New Ways to Learn New LanguagesNov. 20, 1998
Students in the modern foreign language department are using cutting-edge technology to learn Spanish, French, Japanese and many other languages thanks to the new language acquisition center (LAC) which opened at 4 p.m., Nov. 19, in room 300 of the Draper Academic Building.
The department held a ribbon-cutting ceremony to celebrate the grand opening, and Dr. Ute Lahaie, assistant professor of German, Russian and Japanese, gave a demonstration of the new computer system, a major technological advance for the department.
Lahaie, who wrote the proposal to update the lab, conducted extensive research throughout the United States for the new lab. She patterned the LAC's video-file servers after visited George Washington University, which was one of the first schools to implement the servers.
The video-file servers allow students to access software such as language videos and audio tapes easily through 95 computer stations. In the past, students had to wait in line to check out a limited number of tapes and then watch or listen to them on old tape-recorders and televisions.
"Its a drastic change from the hassle that we used to have to go through to check out tapes," Janai Nuckols, a Longview sophomore said. "You'd get the wrong tape or they wouldn't have any available. Now it's so much more organized."
Although the Spanish learning video, Destinos, and other software is "just a mouse click away" in the LAC, lab assistants will still be on hand to help students who are not accustomed to the new technology, Lahaie said.

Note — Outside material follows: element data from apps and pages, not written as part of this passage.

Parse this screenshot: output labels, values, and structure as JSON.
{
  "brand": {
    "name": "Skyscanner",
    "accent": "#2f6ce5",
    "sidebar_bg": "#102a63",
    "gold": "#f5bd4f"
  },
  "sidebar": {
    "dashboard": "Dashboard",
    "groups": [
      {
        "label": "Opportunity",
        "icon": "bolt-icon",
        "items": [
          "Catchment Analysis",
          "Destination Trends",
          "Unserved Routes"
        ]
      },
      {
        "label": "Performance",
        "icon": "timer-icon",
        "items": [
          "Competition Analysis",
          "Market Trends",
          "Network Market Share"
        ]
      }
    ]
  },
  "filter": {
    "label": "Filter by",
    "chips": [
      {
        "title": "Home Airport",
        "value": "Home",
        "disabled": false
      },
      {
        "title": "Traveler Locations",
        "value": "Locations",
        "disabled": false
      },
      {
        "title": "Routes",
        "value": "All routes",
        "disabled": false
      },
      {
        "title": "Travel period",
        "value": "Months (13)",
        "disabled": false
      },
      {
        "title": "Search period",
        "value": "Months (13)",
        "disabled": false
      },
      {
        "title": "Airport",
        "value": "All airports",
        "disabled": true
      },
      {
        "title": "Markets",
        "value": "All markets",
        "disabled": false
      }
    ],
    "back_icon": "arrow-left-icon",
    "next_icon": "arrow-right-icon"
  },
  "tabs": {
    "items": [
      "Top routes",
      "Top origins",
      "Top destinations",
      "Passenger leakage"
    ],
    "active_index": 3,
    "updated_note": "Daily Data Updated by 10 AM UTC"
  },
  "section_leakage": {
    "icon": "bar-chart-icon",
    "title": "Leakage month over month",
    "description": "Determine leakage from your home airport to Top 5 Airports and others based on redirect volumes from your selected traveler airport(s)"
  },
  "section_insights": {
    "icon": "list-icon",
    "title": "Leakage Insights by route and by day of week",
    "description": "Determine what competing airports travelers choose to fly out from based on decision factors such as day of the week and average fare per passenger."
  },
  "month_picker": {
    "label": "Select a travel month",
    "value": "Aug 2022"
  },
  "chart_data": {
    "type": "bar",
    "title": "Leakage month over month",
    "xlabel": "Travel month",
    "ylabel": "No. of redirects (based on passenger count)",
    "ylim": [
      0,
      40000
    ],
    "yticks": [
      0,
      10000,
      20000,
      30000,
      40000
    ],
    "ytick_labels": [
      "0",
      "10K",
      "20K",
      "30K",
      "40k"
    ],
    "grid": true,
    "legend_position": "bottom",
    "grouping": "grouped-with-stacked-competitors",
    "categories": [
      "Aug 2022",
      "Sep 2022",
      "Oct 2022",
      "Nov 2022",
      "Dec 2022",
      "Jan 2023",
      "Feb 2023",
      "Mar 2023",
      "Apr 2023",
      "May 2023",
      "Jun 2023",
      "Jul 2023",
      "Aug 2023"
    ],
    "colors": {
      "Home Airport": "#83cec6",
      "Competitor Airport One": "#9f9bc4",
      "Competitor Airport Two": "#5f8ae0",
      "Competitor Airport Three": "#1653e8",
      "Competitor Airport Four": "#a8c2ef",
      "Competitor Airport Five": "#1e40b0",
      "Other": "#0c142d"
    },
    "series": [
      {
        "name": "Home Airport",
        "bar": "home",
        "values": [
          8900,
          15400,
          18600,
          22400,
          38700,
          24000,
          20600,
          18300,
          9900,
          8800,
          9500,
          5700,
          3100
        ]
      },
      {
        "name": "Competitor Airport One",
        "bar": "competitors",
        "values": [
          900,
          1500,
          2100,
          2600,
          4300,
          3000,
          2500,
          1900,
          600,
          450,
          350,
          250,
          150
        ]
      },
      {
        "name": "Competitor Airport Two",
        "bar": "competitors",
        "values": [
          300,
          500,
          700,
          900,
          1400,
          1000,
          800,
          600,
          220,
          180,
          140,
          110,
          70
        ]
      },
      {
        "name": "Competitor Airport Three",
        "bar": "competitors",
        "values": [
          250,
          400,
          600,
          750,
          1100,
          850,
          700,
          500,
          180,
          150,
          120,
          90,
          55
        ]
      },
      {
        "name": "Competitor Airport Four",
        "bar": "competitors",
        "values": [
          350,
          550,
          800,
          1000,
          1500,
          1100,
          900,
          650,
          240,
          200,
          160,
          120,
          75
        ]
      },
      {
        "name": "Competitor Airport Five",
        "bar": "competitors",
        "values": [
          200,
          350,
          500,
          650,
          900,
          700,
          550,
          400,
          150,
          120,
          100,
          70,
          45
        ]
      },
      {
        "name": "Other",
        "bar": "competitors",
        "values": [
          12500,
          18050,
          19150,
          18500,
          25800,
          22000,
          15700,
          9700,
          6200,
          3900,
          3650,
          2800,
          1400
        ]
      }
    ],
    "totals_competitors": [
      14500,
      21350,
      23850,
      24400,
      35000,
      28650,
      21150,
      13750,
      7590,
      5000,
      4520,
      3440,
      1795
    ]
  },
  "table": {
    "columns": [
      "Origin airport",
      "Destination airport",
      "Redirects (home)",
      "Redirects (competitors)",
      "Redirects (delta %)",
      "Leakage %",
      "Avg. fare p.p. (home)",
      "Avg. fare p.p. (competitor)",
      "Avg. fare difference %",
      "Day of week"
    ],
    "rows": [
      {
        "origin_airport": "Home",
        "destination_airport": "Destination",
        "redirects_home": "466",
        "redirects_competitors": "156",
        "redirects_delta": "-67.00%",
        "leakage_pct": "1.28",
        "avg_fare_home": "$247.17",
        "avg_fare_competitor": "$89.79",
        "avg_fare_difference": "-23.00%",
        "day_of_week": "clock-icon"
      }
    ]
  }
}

"We will be responsible for problems with equipment and making sure that everyone gets equal use of the computers," said Brandon Sysaranth, a lab assistant and Grand Prairie junior. "Our job will be a lot different because we won't have to check out tapes. Students will like the LAC because it is fun to have new technology."
Another advantage of the LAC is that professors can hold interactive class sessions in the labs because in each lab there is an instructor station that has control over the other computers. Professors can access any computer screen in the room to help students who have gotten off track, and they can also communicate with each student through headsets.
"Classes may use the center during morning hours for interactive lectures, but when there are no classes scheduled the center will be in 'library-mode' for students to use the materials," Lahaie said.
The center will initially be open from 8 a.m. to 8 p.m. Monday through Thursday and from 8 a.m. to 5 p.m. on Friday, but Lahaie said the hours may be extended if there is demand for the center.
Upper level students who have taken all their foreign language can use the computers in the LAC for Internet access and e-mail, but those needing to use the language software will have first priority in the lab. One senior at the grand opening wished that the updated center would have been available when he took Spanish.
"I didn't always watch Destinos because it was such a hassle to come over here and check out tapes with your ID," said Eric Gruel, a Houston senior. "I made a lower grade than I would've liked, but if this lab was here I would've been more motivated to watch Destinos and do the workbooks."
The actual classrooms housing the computers were also completely remodeled from what Lahaie described as a "1970s audio lab" to a "state-of-the-art digital lab." New carpets were put in, walls were knocked down and the ceiling height had to be adjusted to make room for a large screen in two of the labs. Planning for the lab renovations began four years ago and the remodeling began in the summer of 1998.
"When we began faculty training a few weeks ago, even the skeptics got excited about the lab," Lahaie said. "Students and faculty can finally start to benefit from the versatility of a high-tech digital lab."